CHICAGO – A sharp rise in cost of goods pressured Conagra Brands’ year-end earnings and the company said the pressure would carry over into fiscal 2023.
“While we had planned for high inflation, it was higher than we anticipated,” said Sean Connolly, president and chief executive officer, during a July 14 conference call to discuss the results. “Our cost of goods increased 16% in fiscal ‘22, far higher than the 9% we anticipated.”
Two business units most affected by rising costs were Refrigerated and Frozen, which experienced higher-than-anticipated input cost inflation in edible oils and proteins, and International, which faced some foreign exchange headwinds.
“We continue to pull on a number of levers to offset the elevated costs, including an additional round of inflation-justified pricing actions implemented during the fourth quarter of fiscal ‘22 that will be effective in the first quarter of fiscal ‘23 and new pricing that will take effect in the second quarter of fiscal ‘23,” said David Marberger, chief financial officer.
The rising costs impacted Conagra Brands’ bottom line. Net income for fiscal 2022, ended May 29, fell 32% to $888.2 million, equal to $1.85 per share on the common stock, down from $1.3 billion, or $2.67 per share, the year prior.
Annual sales rose 3% to $11.5 billion.
Management expects input inflation to continue into fiscal 2023. The company is guiding organic net sales growth of 4% to 5% compared with fiscal 2022 and adjusted earnings per share growth of 1% to 5% compared with fiscal 2022.

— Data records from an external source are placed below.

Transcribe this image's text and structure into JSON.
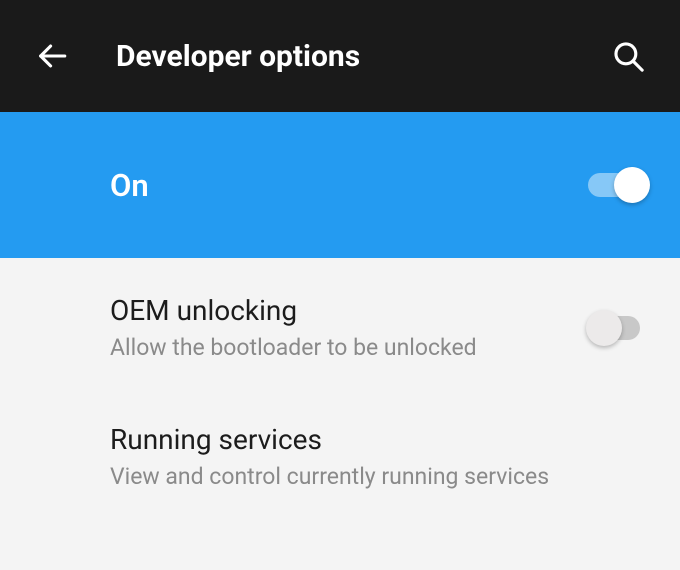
{
  "header": {
    "title": "Developer options"
  },
  "master_toggle": {
    "label": "On",
    "state": "on"
  },
  "items": [
    {
      "title": "OEM unlocking",
      "subtitle": "Allow the bootloader to be unlocked",
      "has_switch": true,
      "switch_state": "off"
    },
    {
      "title": "Running services",
      "subtitle": "View and control currently running services",
      "has_switch": false
    }
  ]
}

“We expect our strong brands, on-trend innovation, effective pricing and strengthen supply chain to drive top line growth and margin improvement,” Connolly said. “Continued inflationary pressure in fiscal '23 is expected to result in incremental increases in elasticity, which, overall, we anticipate will continue to remain below historical levels.”
Innovation on tap from the company includes Marie Callender’s Duos, single-serve meals that pair a combination of foods; Frontera bowls; and Bertolli pasta sides.
“When you look at inflation, given our exit rate of 17%, we’re expecting low teens inflation for all of fiscal ‘23, but we expect that inflation rate to be higher in Q1 given the exit rate,” Marberger said. “So, as we go forward, we expect the percentage inflation will come down versus Q1.”
During a conference call to discuss third-quarter results in April, Connolly said the top risks facing the company were “waves of inflation,” because with each wave comes pricing actions and each action carries a certain amount of risk that consumers will buy a less expensive comparable product or leave the category entirely.
While Connolly said several times during the July call that elasticities are occurring below historical norms, he added that it’s not zero. Conagra Brands’ organic volume fell 3.8% during the year, with Refrigerated and Frozen business unit volume falling 5.3%, International falling 5.2% and Grocery and Snacks falling 4.4% Buoying overall volumes was a 10.7% rise in Foodservice.